[[ Task data, beginning ]]

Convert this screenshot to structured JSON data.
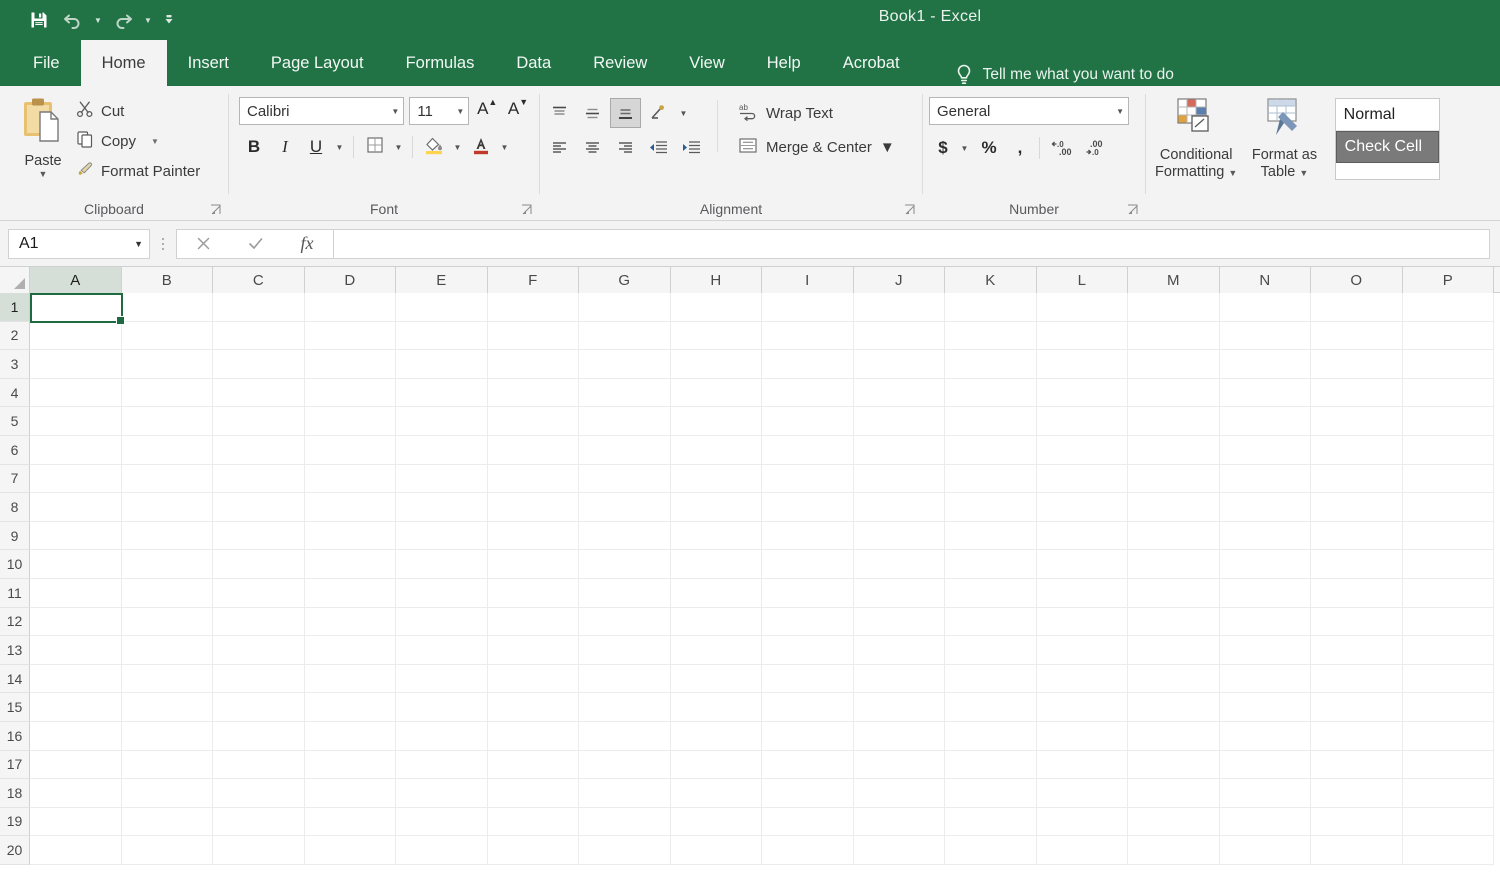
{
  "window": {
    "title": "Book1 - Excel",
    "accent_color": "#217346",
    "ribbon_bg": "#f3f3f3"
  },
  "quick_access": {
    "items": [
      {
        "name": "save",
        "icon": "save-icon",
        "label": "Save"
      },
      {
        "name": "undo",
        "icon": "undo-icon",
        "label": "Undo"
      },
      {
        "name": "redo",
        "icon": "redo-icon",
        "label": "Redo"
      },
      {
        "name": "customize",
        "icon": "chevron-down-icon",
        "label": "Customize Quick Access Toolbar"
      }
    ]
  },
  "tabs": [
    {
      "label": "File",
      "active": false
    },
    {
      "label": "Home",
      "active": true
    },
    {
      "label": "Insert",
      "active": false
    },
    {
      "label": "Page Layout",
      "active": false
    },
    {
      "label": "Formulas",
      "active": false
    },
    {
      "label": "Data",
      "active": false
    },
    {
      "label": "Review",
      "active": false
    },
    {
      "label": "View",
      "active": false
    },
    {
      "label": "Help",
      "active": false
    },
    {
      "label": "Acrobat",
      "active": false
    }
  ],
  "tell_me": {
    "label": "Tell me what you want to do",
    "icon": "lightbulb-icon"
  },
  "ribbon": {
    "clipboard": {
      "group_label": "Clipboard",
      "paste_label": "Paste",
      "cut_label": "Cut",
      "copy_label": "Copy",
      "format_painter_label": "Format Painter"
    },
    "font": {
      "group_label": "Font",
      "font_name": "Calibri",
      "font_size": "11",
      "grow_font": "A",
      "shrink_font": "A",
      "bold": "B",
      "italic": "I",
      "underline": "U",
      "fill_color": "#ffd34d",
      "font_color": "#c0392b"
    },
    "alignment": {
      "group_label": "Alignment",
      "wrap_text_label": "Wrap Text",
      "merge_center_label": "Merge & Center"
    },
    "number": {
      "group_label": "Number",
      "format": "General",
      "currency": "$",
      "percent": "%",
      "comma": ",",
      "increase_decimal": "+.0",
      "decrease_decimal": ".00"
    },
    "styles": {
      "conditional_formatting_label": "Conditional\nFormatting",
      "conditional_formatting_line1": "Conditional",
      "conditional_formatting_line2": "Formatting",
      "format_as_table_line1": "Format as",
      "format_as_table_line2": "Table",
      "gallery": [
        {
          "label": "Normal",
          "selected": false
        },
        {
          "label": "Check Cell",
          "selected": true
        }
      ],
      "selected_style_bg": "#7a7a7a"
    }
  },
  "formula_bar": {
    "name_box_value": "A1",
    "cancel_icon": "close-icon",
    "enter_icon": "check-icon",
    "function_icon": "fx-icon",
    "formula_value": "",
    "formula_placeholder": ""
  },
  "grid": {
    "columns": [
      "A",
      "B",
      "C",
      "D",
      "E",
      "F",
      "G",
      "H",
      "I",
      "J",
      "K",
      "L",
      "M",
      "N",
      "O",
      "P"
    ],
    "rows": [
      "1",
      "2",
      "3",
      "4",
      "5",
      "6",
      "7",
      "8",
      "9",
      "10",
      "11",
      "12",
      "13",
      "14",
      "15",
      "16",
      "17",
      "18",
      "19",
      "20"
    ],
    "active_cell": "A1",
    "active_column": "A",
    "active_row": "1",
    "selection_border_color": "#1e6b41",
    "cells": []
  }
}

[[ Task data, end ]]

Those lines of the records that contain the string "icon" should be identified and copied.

        "icon": "save-icon",
        "icon": "undo-icon",
        "icon": "redo-icon",
        "icon": "chevron-down-icon",
    "icon": "lightbulb-icon"
    "cancel_icon": "close-icon",
    "enter_icon": "check-icon",
    "function_icon": "fx-icon",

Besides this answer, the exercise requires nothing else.